September 21st, 2014
Should the campus police at the University of Central Florida ever need a modified grenade launcher, one sits waiting in the department’s armory. Retooled to fire tear-gas canisters, the weapon was used several years ago for training purposes, according to Richard Beary, the university’s chief of police. It hasn’t left storage since.
At Central Florida, which has an enrollment of nearly 60,000 and a Division I football team, the device was acquired, a police spokeswoman said, for “security and crowd control.” But the university’s police force isn’t the only one to have come upon a grenade launcher. Hinds Community College — located in western Mississippi, with a student population of 11,000 — had one, too. Campus police officers at Hinds declined to comment. A woman who worked for the department but declined to identify herself said that the launcher had been repurposed to shoot flares but that the college no longer possessed it.

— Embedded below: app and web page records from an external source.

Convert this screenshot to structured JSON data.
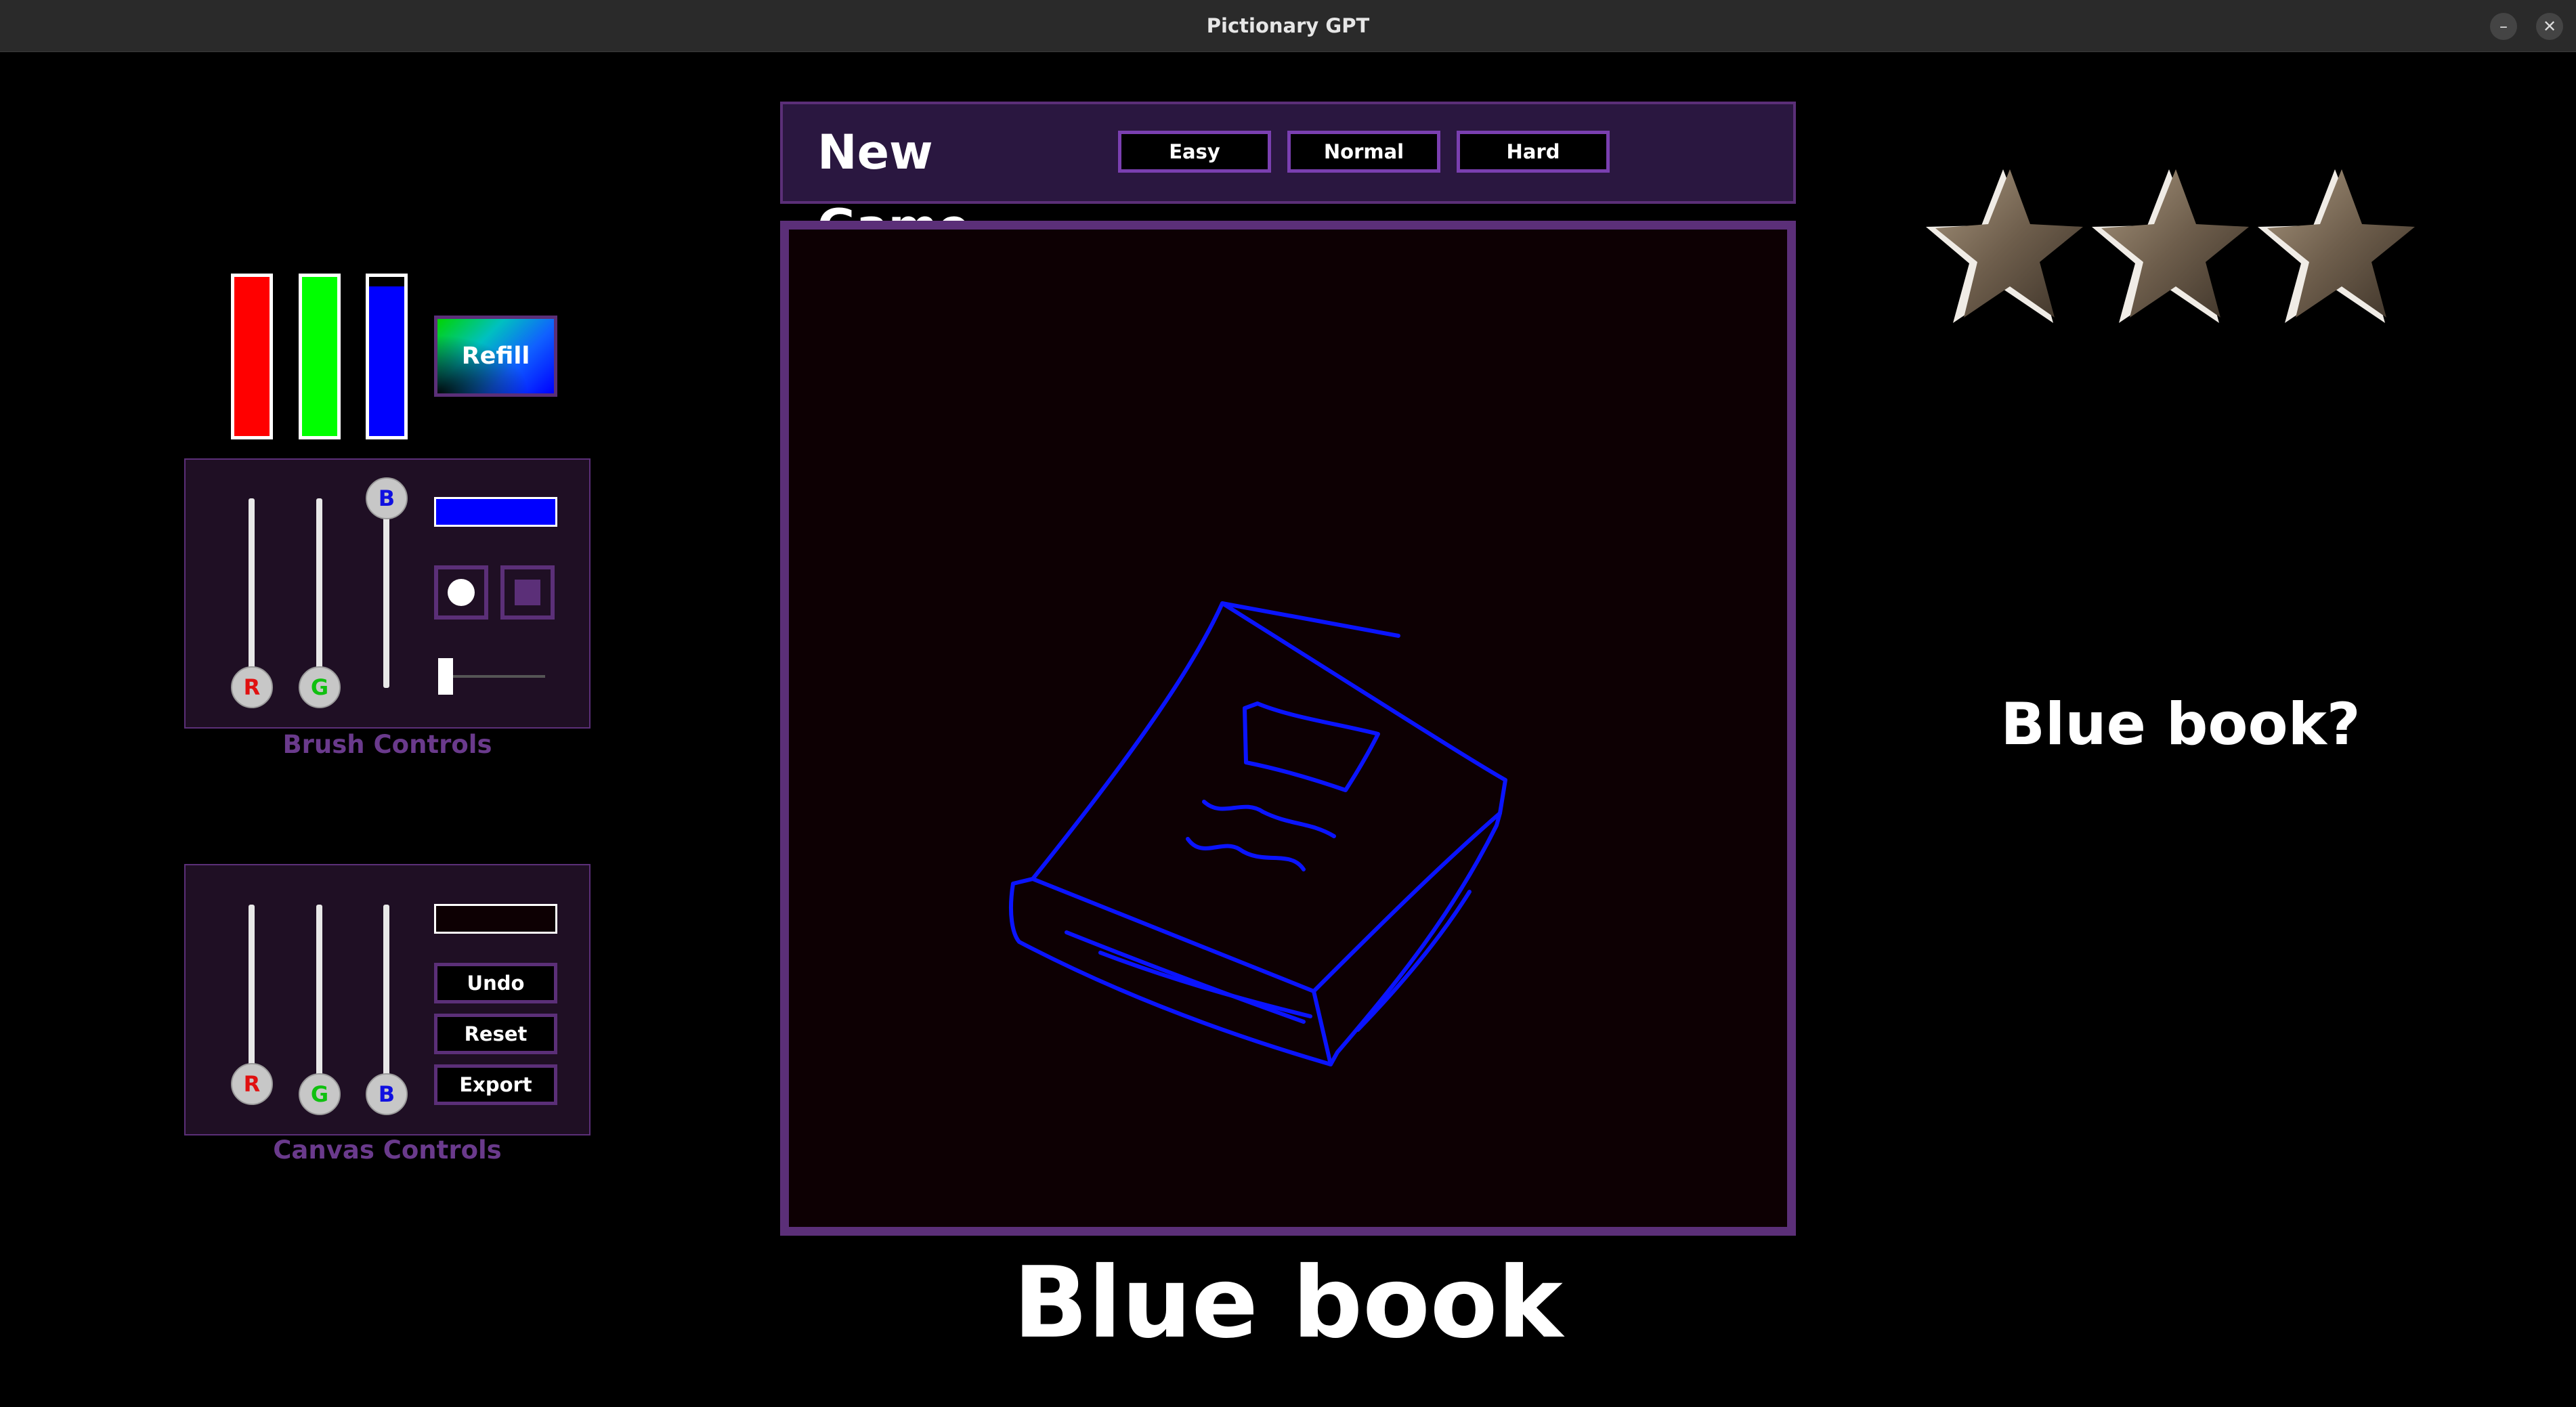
{
  "window": {
    "title": "Pictionary GPT",
    "minimize_glyph": "–",
    "close_glyph": "✕"
  },
  "ink": {
    "refill_label": "Refill",
    "levels": {
      "red": 1.0,
      "green": 1.0,
      "blue": 0.94
    }
  },
  "brush_controls": {
    "title": "Brush Controls",
    "r_label": "R",
    "g_label": "G",
    "b_label": "B",
    "color": "#0000ff",
    "shapes": [
      "circle-brush-icon",
      "square-brush-icon"
    ]
  },
  "canvas_controls": {
    "title": "Canvas Controls",
    "r_label": "R",
    "g_label": "G",
    "b_label": "B",
    "color": "#0d0003",
    "undo_label": "Undo",
    "reset_label": "Reset",
    "export_label": "Export"
  },
  "game": {
    "new_game_label": "New Game",
    "difficulties": [
      "Easy",
      "Normal",
      "Hard"
    ],
    "word": "Blue book",
    "guess": "Blue book?",
    "stars": 3
  },
  "colors": {
    "accent": "#5b2f78",
    "header_bg": "#2a1740",
    "canvas_bg": "#0d0003",
    "stroke": "#0a14ff"
  }
}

Both institutions received their launchers from the same source: the Department of Defense. At least 124 colleges have acquired equipment from the department through a federal program, known as the 1033 program, that transfers military surplus to law-enforcement agencies across the country, according to records obtained by filing Freedom of Information requests with state governments.